Thursday, May 3, 2007

56th National Day of Prayer

I learned about the National Day of Prayer through a little blurb in my local newspaper last week. My town actually had an "event", which took place "at noon in the Council Chambers at Cheshire Town Hall. The theme this year is 'America Unite in Prayer".

Well to say I was surprised to read this is putting it mildly. So I did a Google search, since it was labeled as "national", and found an entire website dedicated to it. A scan of the "About Us" page had some interesting information:

Who We Are

We are the Judeo-Christian expression of the National Day of Prayer which was established in 1952 by a joint resolution of the United States Congress and signed into law by President Harry S. Truman.

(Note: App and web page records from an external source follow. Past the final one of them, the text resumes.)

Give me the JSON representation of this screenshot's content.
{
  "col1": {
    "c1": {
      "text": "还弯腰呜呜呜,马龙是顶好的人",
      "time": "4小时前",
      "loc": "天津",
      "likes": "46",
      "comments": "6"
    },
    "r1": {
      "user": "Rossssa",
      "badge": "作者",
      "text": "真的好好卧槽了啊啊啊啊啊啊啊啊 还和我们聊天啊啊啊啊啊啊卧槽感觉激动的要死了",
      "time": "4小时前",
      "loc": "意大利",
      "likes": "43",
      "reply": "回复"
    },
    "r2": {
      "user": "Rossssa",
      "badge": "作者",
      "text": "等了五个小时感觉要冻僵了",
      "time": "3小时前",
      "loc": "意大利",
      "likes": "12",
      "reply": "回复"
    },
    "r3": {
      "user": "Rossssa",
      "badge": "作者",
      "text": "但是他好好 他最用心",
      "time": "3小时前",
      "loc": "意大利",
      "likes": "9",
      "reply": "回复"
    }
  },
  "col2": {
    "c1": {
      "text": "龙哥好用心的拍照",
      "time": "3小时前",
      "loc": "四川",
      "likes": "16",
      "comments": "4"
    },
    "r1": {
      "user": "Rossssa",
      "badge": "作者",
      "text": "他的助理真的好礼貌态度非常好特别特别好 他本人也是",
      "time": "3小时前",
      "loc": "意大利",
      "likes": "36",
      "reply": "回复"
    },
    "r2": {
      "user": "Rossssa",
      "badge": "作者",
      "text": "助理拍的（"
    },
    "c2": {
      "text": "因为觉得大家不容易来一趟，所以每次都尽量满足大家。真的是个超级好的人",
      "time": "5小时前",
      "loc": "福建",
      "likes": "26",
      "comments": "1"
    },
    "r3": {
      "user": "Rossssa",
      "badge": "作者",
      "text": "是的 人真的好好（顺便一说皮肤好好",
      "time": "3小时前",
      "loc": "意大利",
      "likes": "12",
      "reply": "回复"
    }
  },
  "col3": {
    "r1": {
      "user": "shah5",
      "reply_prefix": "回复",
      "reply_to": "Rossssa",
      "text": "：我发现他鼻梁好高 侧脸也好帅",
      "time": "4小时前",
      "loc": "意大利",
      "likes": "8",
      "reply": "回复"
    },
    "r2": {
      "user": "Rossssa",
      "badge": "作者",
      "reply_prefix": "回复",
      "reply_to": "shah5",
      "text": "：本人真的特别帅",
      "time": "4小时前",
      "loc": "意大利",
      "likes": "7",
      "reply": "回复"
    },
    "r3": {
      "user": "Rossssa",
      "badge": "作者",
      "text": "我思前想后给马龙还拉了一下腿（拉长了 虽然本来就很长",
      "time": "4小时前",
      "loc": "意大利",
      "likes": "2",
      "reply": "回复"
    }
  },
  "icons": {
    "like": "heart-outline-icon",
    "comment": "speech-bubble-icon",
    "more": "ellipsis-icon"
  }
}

What We Do

The National Day of Prayer Task Force exists to communicate with every individual the need for personal repentance and prayer, mobilizing the Christian community to intercede for America and its leadership.

"To intercede for America and its leadership?" The word intercede surprised me in this usage, so to be sure I was understanding it correctly I looked it up:


1. to act or interpose in behalf of someone in difficulty or trouble, as by pleading or petition.
2. to attempt to reconcile differences between two people or groups; mediate.

Yeah, I am understanding it correctly, and not liking it at all.

What is it about this country's inability to follow it's own rules about the separation of church and state? I watched a movie called Does Europe Hate Us? and one of the things they do laugh at us about is our inability to do just that. It is becoming incredibly annoying to me.

But I wonder, would it be as annoying to me if I myself believed in God?

A couple of years ago, Newsweek had a terrific article on its My Turn page. I looked all over and tried to find a link to post here, but with no luck. The article was about how people can't deal with atheism. Every religion dictates a tolerance for other religions, but most people I have spoken to can't deal with no religion.

Years ago I was part of a playgroup where one of the moms was a Mormon. She was a lovely woman who I enjoyed spending time with, and was actually the person who introduced me to the idea of homeschooling. Although supercilious statements like "Catholics believe...Mormons know..." popped up too much to be missed, she was otherwise very accepting of the other women in the group of different religions, but she was on a constant quest to help me define mine. She just could not deal with the fact that I did not identify with some religious group, and even found a website where I could take a test to help. Since I refused to take it, she actually took it for me, and stopped harassing me once she could label me as being most closely aligned with Buddhism. (I have recently taken it myself and find that I am evenly matched between Buddhism and Paganism.)

An article on the Newsweek website states:
In a recent [2006] NEWSWEEK Poll, Americans said they believed in God by a margin of 92 to 6—only 2 percent answered "don't know"—and only 37 percent said they'd be willing to vote for an atheist for president.

Of course this is exactly why so many people have such issues of acceptance when it come to people who do not believe in God; comparatively speaking there are so few of us. But to actually not vote for someone because of a lack of religion?

Perhaps it is this intolerance which makes me increasingly intolerant of the state of affairs in our government. Yes, I believe that "under God" should be removed from the Pledge of Allegiance. Yes, I believe that "In God We Trust" should be removed from our money. I believe that placing one's hand on the bible to swear in a court of law is ridiculous, and I believe that moments of silence in schools should be banned. Because all of this assumes a belief in God.

Freedom of religion means all religions. And it should also mean no religion.